  3. There's already a catch all word that encapsulates all of Judaism, Christianity and Islam - they are all Abrahamic religions.

    Yep - or monotheists. It's actually a fairly new concept in the world view. Prior we had all the Greek and Roman gods and goddesses, which morphed into Abrahamic Judaism. And in some parts of the world they don't worship a god at all, or have so many gods it's hard to keep track.

  4. Chris, I agree completely, and the only reason I didn't bring that up is because in writing this out this morning I completely forgot about it. In truth, Namous must be aware that he is lying, and even if he lies for political or religious reasons (the so-called "pious lie") it's still a lie. But I saw the lie as being politically motivated, and in essence no worse than what I hear from conservative religious leaders of other faiths and ideologies. The Catholics deny the efficacy of condoms, condemning millions to terrible, preventable deaths, Evangelicals pushed Uganda into trying to have the death penalty for homosexuality, and hard-line Jews continue to support West Bank occupation. And they all lie to justify these behaviors.

    Truthspew: That's a great point, and I do sometimes hear people use the term Abrahamic to describe a unified idea of Western morality.

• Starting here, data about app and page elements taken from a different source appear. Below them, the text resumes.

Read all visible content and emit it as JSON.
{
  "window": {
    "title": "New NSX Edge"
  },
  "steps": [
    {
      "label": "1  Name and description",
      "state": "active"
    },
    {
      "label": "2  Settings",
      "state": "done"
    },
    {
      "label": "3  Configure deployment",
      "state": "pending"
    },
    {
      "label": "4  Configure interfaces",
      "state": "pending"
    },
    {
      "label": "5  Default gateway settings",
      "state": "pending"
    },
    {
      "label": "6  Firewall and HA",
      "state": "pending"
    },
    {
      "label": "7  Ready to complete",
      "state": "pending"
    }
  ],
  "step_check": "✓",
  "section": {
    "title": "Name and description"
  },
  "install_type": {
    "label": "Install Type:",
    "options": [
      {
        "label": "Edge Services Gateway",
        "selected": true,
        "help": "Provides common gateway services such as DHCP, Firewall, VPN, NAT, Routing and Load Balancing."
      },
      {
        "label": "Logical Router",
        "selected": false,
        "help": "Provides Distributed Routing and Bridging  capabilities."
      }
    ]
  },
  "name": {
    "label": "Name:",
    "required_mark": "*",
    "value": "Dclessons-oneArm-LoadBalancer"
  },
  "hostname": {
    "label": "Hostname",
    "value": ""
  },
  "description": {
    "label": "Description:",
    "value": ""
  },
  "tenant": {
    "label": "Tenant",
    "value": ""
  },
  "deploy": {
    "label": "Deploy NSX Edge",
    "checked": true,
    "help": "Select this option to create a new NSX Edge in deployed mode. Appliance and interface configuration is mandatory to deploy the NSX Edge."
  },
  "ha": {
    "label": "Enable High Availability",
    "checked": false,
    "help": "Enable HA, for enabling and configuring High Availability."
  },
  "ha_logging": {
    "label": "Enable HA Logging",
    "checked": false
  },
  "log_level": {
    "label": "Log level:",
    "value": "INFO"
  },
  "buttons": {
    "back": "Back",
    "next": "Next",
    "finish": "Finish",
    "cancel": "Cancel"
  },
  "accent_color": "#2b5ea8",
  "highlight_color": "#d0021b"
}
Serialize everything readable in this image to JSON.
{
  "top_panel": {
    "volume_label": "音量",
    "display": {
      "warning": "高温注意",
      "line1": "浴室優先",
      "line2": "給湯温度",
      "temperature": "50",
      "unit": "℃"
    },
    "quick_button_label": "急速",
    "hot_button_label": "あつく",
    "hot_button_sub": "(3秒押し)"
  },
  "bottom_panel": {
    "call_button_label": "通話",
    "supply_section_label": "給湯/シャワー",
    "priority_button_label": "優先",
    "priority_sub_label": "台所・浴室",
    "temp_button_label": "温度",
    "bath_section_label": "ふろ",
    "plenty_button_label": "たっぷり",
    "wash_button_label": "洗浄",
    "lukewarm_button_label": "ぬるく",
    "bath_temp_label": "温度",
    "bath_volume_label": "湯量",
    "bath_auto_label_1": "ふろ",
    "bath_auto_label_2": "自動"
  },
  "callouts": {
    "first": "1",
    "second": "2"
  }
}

I think we will see more of this in the future as the conservatives in all these religions start to make common cause on certain political issues. Another interesting thing Namous said in reference to this, he indicated that Buddha might have been a prophet like Jesus, Abraham or Mohammad. This shows that he might be able to make common cause with conservative right wing Buddhists as well.

  5. Excellent as always! I like that you extend your original thoughts by responding to comments. I like the idea of putting your ideas out there and making this, for example, as a kind of work-in-process.